◆ WHAT TO PRODUCE: This exercise calls for the data below to be retyped exactly, minus any images.
+===+
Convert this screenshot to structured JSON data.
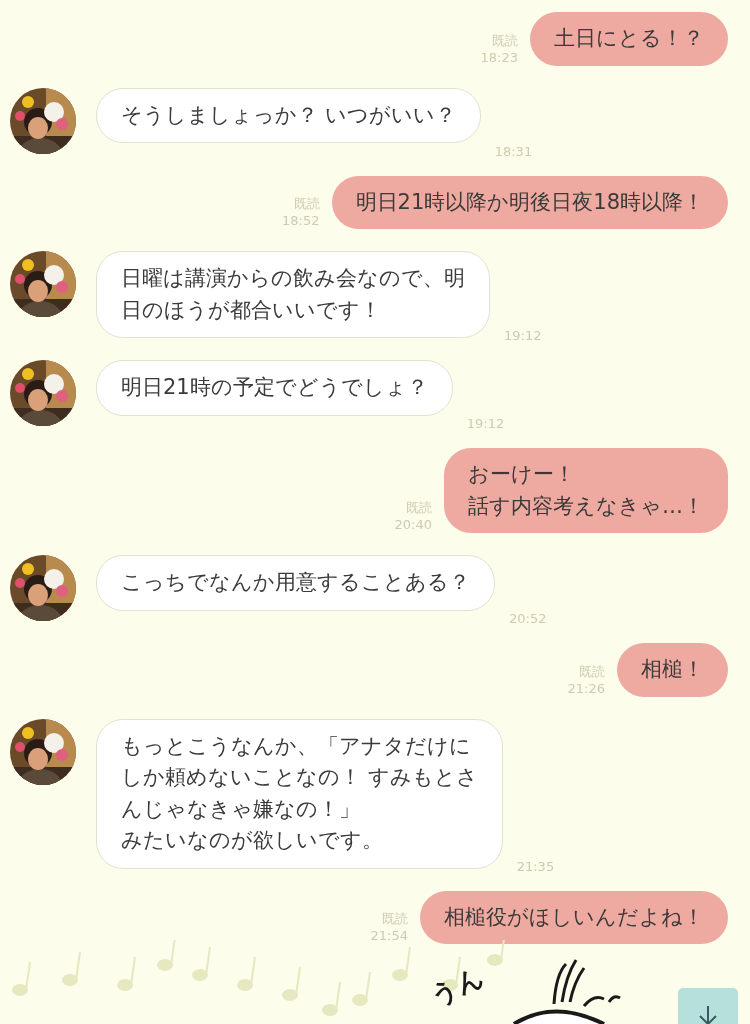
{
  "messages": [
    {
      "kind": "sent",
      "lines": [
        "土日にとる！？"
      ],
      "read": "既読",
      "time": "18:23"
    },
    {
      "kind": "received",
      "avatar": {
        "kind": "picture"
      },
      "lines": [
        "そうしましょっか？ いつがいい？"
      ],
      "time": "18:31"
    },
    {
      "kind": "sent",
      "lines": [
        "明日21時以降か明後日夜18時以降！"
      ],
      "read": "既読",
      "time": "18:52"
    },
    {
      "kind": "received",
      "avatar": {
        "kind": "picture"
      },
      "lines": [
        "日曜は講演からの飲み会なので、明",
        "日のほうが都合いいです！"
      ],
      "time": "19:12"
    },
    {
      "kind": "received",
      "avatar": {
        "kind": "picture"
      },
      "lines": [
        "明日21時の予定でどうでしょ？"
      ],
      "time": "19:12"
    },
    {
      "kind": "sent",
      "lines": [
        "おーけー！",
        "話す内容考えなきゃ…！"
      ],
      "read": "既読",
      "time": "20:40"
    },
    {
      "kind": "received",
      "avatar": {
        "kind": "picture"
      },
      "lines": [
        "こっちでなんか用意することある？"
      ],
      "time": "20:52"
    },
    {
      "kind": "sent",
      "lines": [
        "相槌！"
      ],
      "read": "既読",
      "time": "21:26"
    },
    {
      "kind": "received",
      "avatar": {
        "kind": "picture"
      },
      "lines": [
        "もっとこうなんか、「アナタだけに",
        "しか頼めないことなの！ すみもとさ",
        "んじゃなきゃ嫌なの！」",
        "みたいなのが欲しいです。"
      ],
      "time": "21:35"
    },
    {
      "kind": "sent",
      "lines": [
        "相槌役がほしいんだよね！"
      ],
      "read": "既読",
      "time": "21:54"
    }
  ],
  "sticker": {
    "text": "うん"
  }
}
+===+
◆ WRITTEN SOLUTION:
Convert this screenshot to structured JSON data.
{
  "messages": [
    {
      "kind": "sent",
      "lines": [
        "土日にとる！？"
      ],
      "read": "既読",
      "time": "18:23"
    },
    {
      "kind": "received",
      "avatar": {
        "kind": "picture"
      },
      "lines": [
        "そうしましょっか？ いつがいい？"
      ],
      "time": "18:31"
    },
    {
      "kind": "sent",
      "lines": [
        "明日21時以降か明後日夜18時以降！"
      ],
      "read": "既読",
      "time": "18:52"
    },
    {
      "kind": "received",
      "avatar": {
        "kind": "picture"
      },
      "lines": [
        "日曜は講演からの飲み会なので、明",
        "日のほうが都合いいです！"
      ],
      "time": "19:12"
    },
    {
      "kind": "received",
      "avatar": {
        "kind": "picture"
      },
      "lines": [
        "明日21時の予定でどうでしょ？"
      ],
      "time": "19:12"
    },
    {
      "kind": "sent",
      "lines": [
        "おーけー！",
        "話す内容考えなきゃ…！"
      ],
      "read": "既読",
      "time": "20:40"
    },
    {
      "kind": "received",
      "avatar": {
        "kind": "picture"
      },
      "lines": [
        "こっちでなんか用意することある？"
      ],
      "time": "20:52"
    },
    {
      "kind": "sent",
      "lines": [
        "相槌！"
      ],
      "read": "既読",
      "time": "21:26"
    },
    {
      "kind": "received",
      "avatar": {
        "kind": "picture"
      },
      "lines": [
        "もっとこうなんか、「アナタだけに",
        "しか頼めないことなの！ すみもとさ",
        "んじゃなきゃ嫌なの！」",
        "みたいなのが欲しいです。"
      ],
      "time": "21:35"
    },
    {
      "kind": "sent",
      "lines": [
        "相槌役がほしいんだよね！"
      ],
      "read": "既読",
      "time": "21:54"
    }
  ],
  "sticker": {
    "text": "うん"
  }
}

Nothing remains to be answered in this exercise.